Her father was often boisterous and talkative, his daughter said. “We were pals.” But he was also capable of deep quiet — enough that he would tune everyone out while reading the paper or doing a crossword puzzle.
“Having said that,” she added, “he was very scary when he was angry. He had a big voice.”
Intimidation could apply to boyfriends. In high school Joanna and her beau often went to her father’s office, where he kept a 20-foot gymnast’s rope hooked to the ceiling. Lancaster was not sure he liked the boyfriend, but then the teenager scrambled all the way up. “Then he was OK,” she said.
Lancaster was proudly physical — even to the point of being uncooperative when he was sick. Joanna was on the set of “Cattle Annie and Little Britches” (1981) when her father collapsed from a bile duct blockage. They returned to Los Angeles and an ambulance met them at the airport. It was 105 degrees and the ambulance broke down on the way to the hospital. “He got out and pushed,” she said. “I couldn’t get him to behave.”
Across the HFA series, Lancaster’s cinematic gifts are on full display: a masculine intensity, a counterpoint vulnerability, and sheer physical presence. He was a basketball player on scholarship at New York University before quitting at age 19 to start a circus and vaudeville career as an acrobat.
“His physical stature and his physical grace were an important part of his becoming a star,” said Pendleton. “From the very beginning the camera took to him.”
Lancaster will show off his acrobatic past in “The Crimson Pirate” (1952), being screened at HFA July 26. As a bonus, the movie also stars Nick Cravat, Lancaster’s onetime acrobatic partner in the 1930s. They made nine films together — though in many of them (including this one) Cravat stays mute because of his heavy Brooklyn accent.
The HFA festival is in collaboration with a series under way at the Brattle Theatre. Only two films will show in both places, however: “Sweet Smell of Success” and “The Killers.”
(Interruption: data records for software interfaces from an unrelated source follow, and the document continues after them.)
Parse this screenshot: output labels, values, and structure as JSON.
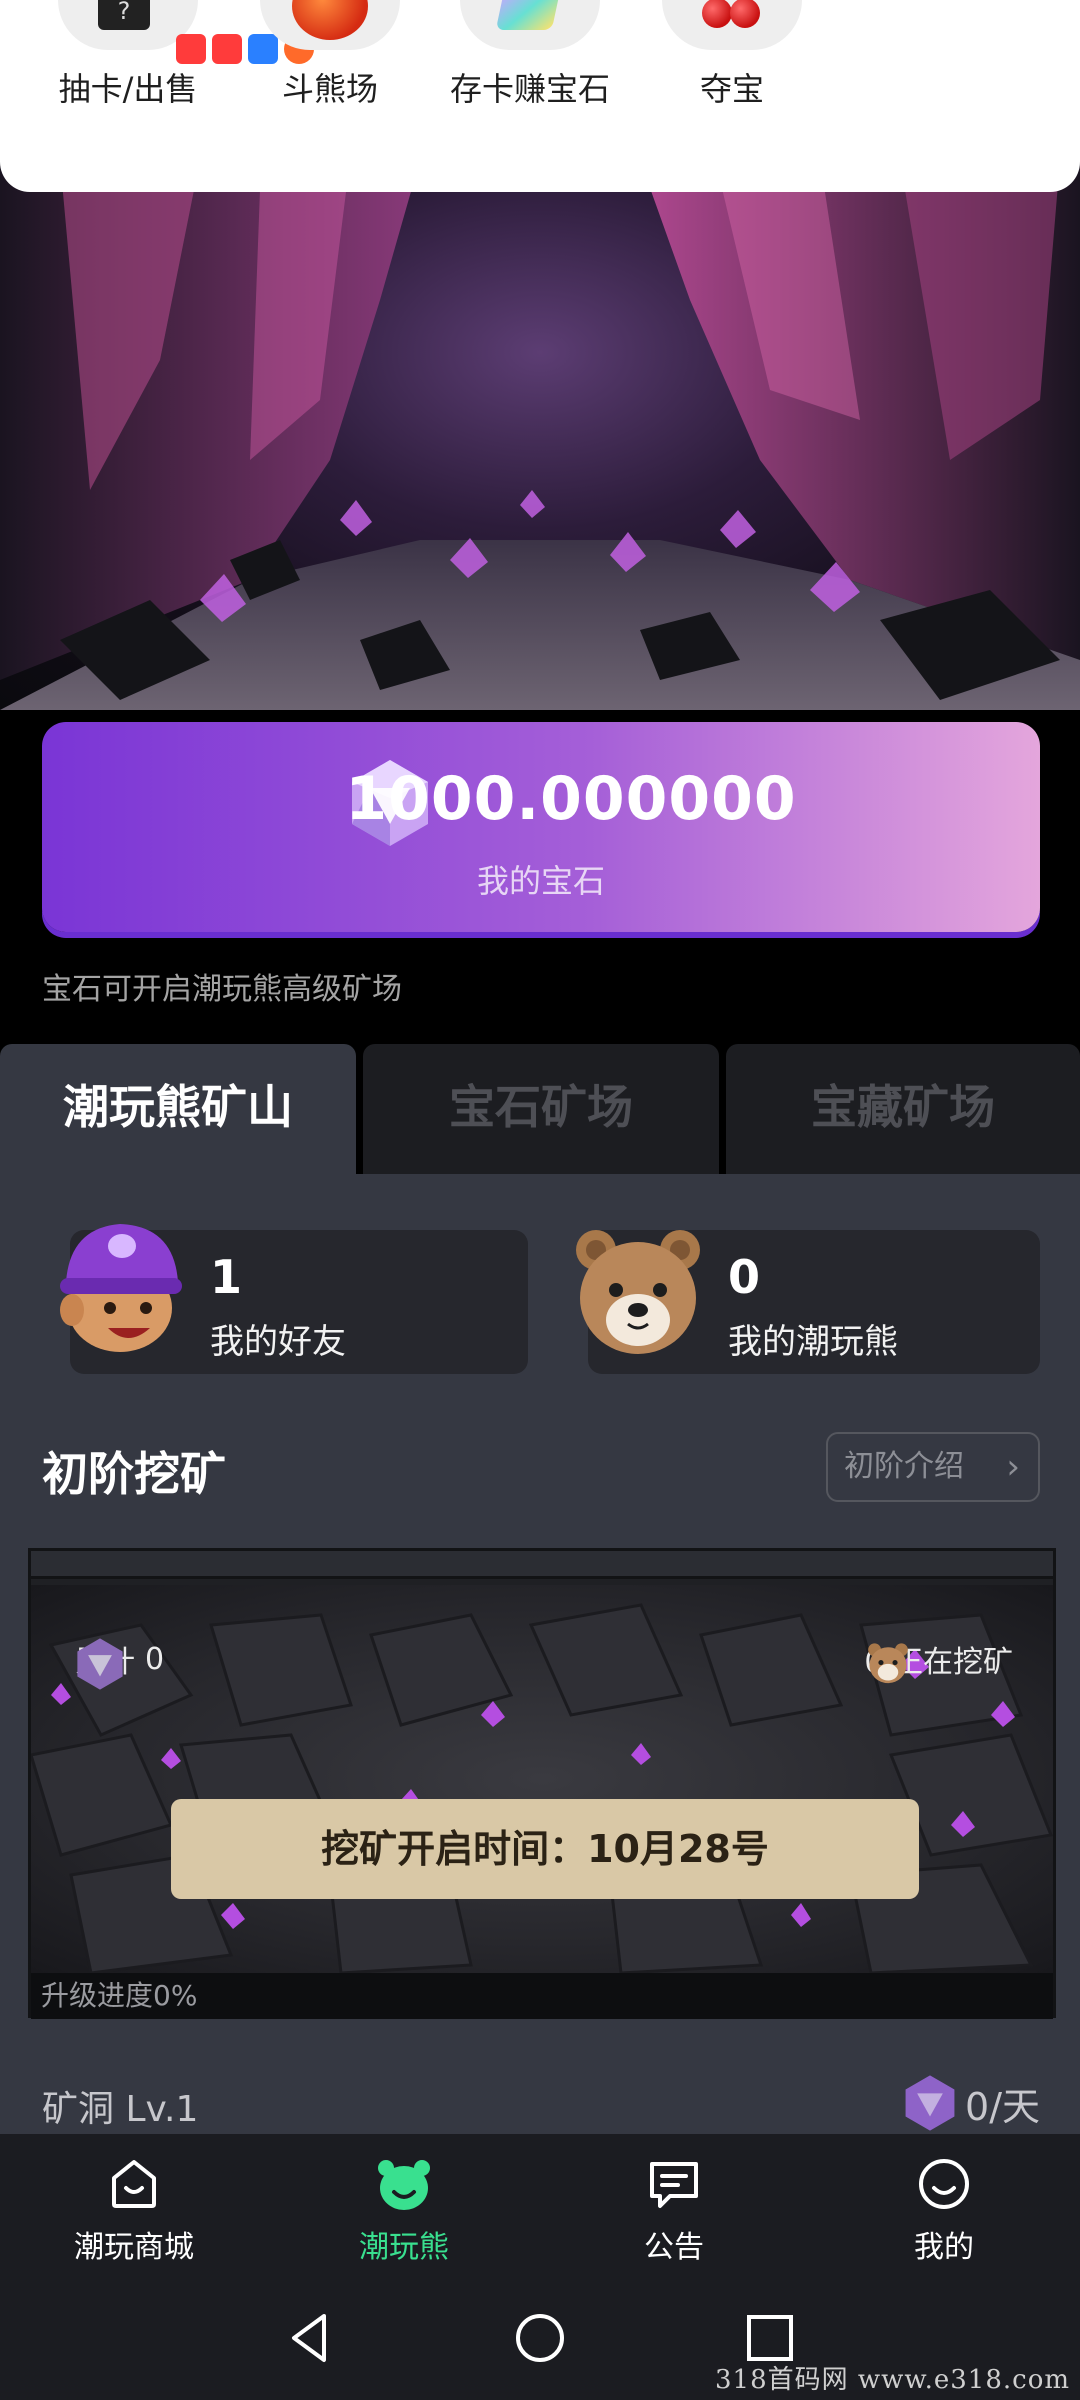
{
  "quick_actions": [
    {
      "label": "抽卡/出售",
      "icon": "mystery-box-icon"
    },
    {
      "label": "斗熊场",
      "icon": "apple-icon"
    },
    {
      "label": "存卡赚宝石",
      "icon": "gem-card-icon"
    },
    {
      "label": "夺宝",
      "icon": "cherry-icon"
    }
  ],
  "gem_card": {
    "amount": "1000.000000",
    "label": "我的宝石"
  },
  "gem_hint": "宝石可开启潮玩熊高级矿场",
  "tabs": [
    "潮玩熊矿山",
    "宝石矿场",
    "宝藏矿场"
  ],
  "stats": {
    "friends": {
      "value": "1",
      "label": "我的好友"
    },
    "bears": {
      "value": "0",
      "label": "我的潮玩熊"
    }
  },
  "section": {
    "title": "初阶挖矿",
    "intro_button": "初阶介绍"
  },
  "mine": {
    "accumulated_label": "累计",
    "accumulated_value": "0",
    "mining_text": "0 正在挖矿",
    "banner": "挖矿开启时间：10月28号",
    "progress_text": "升级进度0%",
    "progress_value": 0
  },
  "cave": {
    "level": "矿洞 Lv.1",
    "rate": "0/天"
  },
  "bottom_nav": [
    {
      "label": "潮玩商城",
      "icon": "shop-icon",
      "active": false
    },
    {
      "label": "潮玩熊",
      "icon": "bear-icon",
      "active": true
    },
    {
      "label": "公告",
      "icon": "announcement-icon",
      "active": false
    },
    {
      "label": "我的",
      "icon": "profile-icon",
      "active": false
    }
  ],
  "watermark": "318首码网 www.e318.com",
  "colors": {
    "accent": "#39e08f",
    "gem_card_start": "#7a35d6",
    "gem_card_end": "#e4a6dc",
    "panel": "#353842"
  }
}
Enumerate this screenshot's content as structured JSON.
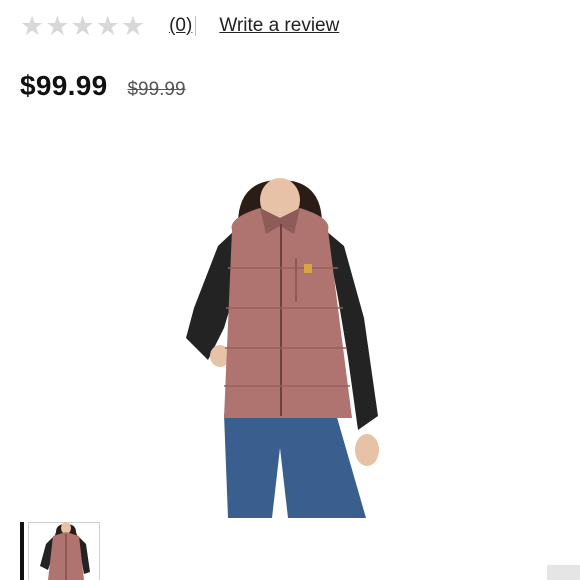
{
  "rating": {
    "stars": [
      "★",
      "★",
      "★",
      "★",
      "★"
    ],
    "stars_filled": 0,
    "review_count": "(0)",
    "write_review": "Write a review",
    "star_color": "#d8d8d8"
  },
  "price": {
    "current": "$99.99",
    "original": "$99.99"
  },
  "product": {
    "colors": {
      "vest": "#b07470",
      "vest_dark": "#8f5b58",
      "sleeves": "#232323",
      "jeans": "#3a5f8f",
      "skin": "#e7c2a6",
      "hair": "#2b1d16"
    }
  },
  "thumbnails": [
    {
      "selected": true
    }
  ]
}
Harvard Film Archive screenings are in the Carpenter Center, 24 Quincy St. Harvard students are admitted free. Harvard faculty and staff, along with seniors and non-Harvard students, pay a $7 admission. All others pay $9.